Pittsburgh Tribune-Review: VA disciplinary actions against Pittsburgh workers unspecified
Aug 7, 2014
In The News
The federal Department of Veterans Affairs tried to punish as many as five workers in connection with a fatal Legionnaires' disease outbreak in Oakland and O'Hara, a department letter to a congressman shows.
Three of the five cases have been closed, Dr. Carolyn M. Clancy, department under secretary, wrote in a July 24 letter to Rep. Tim Murphy, R-Upper St. Clair.
It wasn't clear whether each case represents a separate worker or whether workers in the closed cases were punished. Clancy did not offer those details in the letter, which Murphy's office released on Wednesday.
The VA would not elaborate in response to Tribune-Review questions. Six patients died and at least 16 others fell sick in the confirmed outbreak period from February 2011 to November 2012 in the VA Pittsburgh Healthcare System.
“We have a bureaucracy that seems incapable of providing promptly the kind of information we've asked for,” said Rep. Keith Rothfus, R-Sewickley, who asked the VA in November to disclose how it would hold employees accountable for the outbreak.
He called it “very frustrating” that it took the VA eight months to respond to him and Murphy, who made a similar request. They joined Rep. Mike Coffman, a Colorado Republican and chairman of a House VA subcommittee, in requesting more details from Clancy.
In an Aug. 1 letter, the lawmakers asked for the names or positions of disciplined workers, along with an accounting of all disciplinary actions and other specifics. If the VA cannot comply, it should identify the legal provisions that show why, the lawmakers wrote.
“The families still grieve and ask why no one has been held accountable for the failures that led to this tragedy,” Murphy said in a statement.

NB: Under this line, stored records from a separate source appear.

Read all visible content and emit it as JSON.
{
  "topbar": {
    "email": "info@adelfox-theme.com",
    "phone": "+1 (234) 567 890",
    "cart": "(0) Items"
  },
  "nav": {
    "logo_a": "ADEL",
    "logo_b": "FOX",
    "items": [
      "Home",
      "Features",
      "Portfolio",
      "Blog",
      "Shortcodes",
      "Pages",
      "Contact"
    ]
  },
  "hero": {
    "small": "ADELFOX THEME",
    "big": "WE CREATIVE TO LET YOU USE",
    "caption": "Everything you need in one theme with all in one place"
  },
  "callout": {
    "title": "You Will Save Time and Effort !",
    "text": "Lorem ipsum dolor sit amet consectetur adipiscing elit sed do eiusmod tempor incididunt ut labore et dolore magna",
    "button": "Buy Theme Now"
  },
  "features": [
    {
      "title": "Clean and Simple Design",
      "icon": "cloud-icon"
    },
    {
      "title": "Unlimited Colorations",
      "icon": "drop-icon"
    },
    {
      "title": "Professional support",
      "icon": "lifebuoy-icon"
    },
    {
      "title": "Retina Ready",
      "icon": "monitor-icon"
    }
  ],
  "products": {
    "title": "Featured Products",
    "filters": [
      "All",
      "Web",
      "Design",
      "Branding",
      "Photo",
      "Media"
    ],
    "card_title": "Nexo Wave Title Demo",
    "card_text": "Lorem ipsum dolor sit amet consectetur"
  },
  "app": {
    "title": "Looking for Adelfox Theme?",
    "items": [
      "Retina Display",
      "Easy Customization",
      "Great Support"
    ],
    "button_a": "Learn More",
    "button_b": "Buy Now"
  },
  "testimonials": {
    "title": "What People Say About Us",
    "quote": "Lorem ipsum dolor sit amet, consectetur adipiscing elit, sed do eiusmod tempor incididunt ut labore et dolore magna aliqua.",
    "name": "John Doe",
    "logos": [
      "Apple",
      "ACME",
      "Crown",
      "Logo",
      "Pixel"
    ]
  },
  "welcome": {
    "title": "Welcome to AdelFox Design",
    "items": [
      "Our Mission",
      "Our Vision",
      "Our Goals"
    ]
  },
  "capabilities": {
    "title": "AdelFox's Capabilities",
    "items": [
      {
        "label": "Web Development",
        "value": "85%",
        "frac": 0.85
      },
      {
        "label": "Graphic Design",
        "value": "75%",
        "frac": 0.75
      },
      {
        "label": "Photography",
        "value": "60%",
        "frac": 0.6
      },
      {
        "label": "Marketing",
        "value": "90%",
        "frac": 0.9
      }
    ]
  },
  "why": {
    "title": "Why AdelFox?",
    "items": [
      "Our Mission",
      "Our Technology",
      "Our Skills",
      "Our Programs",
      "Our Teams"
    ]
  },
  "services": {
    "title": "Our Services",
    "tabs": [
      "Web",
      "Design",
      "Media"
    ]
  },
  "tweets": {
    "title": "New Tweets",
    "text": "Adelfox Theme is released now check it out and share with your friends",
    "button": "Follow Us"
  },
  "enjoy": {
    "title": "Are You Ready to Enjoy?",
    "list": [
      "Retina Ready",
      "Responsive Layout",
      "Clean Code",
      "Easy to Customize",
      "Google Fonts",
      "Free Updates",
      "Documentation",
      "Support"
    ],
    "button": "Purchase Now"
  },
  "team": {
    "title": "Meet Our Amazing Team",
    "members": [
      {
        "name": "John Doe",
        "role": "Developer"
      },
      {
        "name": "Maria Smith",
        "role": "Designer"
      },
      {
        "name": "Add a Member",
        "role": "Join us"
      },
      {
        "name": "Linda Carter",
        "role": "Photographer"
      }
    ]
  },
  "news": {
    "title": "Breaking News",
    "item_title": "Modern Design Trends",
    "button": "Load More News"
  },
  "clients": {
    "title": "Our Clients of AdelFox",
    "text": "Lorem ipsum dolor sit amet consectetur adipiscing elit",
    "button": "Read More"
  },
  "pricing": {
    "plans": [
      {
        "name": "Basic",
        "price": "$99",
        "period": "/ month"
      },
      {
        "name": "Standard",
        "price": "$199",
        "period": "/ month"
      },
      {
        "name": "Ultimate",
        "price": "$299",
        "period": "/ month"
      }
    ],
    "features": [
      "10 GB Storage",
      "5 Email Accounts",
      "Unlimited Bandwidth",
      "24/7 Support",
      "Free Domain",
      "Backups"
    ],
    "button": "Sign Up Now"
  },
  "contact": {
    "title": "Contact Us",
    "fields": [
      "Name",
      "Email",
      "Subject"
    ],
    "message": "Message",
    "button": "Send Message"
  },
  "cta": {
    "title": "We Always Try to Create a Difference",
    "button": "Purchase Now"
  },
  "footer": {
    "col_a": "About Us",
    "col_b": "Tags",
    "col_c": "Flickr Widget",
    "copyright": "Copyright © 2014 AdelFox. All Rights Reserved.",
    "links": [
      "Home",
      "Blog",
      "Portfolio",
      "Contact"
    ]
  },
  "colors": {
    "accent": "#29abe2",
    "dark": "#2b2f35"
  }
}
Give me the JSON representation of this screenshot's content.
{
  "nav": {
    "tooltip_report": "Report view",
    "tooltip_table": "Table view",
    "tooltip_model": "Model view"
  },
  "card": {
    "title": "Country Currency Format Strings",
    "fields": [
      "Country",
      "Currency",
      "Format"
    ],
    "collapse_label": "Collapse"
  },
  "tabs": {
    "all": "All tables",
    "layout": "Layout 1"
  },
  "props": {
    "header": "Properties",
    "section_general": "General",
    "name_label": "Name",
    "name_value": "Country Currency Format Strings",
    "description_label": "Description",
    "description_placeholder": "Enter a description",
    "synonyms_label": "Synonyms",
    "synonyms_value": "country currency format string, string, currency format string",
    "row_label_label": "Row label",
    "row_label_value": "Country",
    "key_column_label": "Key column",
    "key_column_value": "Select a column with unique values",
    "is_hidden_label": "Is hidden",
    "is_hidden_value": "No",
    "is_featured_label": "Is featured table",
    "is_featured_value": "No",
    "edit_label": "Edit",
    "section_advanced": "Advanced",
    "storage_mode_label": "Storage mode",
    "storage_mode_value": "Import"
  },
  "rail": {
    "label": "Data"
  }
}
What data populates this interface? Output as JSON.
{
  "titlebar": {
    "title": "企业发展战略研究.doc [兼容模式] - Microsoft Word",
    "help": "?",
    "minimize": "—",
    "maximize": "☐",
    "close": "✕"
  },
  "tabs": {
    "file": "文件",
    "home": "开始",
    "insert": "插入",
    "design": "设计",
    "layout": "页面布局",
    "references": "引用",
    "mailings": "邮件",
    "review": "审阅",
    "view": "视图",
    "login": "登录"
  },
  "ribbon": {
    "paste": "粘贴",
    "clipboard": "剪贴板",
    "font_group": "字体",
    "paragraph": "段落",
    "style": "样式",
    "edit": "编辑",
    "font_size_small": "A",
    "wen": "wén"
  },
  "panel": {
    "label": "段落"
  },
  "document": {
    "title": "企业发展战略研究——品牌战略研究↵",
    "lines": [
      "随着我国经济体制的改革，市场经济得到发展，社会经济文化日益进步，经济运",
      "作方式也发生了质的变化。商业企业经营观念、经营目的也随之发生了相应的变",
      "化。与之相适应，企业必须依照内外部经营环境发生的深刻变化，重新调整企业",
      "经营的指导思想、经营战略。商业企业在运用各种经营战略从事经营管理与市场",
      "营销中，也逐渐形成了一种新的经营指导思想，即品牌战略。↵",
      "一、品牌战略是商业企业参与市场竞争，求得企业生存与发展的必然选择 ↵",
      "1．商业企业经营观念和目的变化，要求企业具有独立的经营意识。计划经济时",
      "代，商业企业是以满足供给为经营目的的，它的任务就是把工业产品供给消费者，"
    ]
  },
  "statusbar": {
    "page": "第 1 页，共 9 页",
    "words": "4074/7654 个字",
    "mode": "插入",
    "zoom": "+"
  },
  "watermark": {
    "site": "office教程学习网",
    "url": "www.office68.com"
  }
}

He said the VA's actions thus far are “wholly insufficient to hold accountable those involved and provide solace to the families who lost loved ones.”
Federal standards often prevent the disclosure of certain personal information about government workers, including disciplinary records, unless an employee allows the release of that information, according to the Office of Personnel Management.
Still, VA officials announced June 13 that Pittsburgh VA Director Terry Gerigk Wolf would go on paid leave “pending the completion of administrative actions related to the Legionella outbreak.” She remains on leave as Dr. David S. Macpherson serves as interim director.
A regional VA director who oversaw the Pittsburgh system, Michael E. Moreland, retired last November, about a year after the VA first disclosed a Legionnaires' problem.
At the American Federation of Government Employees in Washington, assistant general counsel J. Ward Morrow said the union doesn't know of any AFGE-represented workers who might be punished because of the outbreak. The group represents about 2,500 rank-and-file employees at the Pittsburgh VA, which includes campuses on University Drive in Oakland and Delafield Road in O'Hara.
Morrow said the failures contributing to the outbreak appear to be in the administration and management ranks. Internal reviews last year found bacteria-tainted tap water, mismanagement of water treatment systems and other mistakes.
“The union is certainly open to proposals so something like this never happens again,” Morrow said.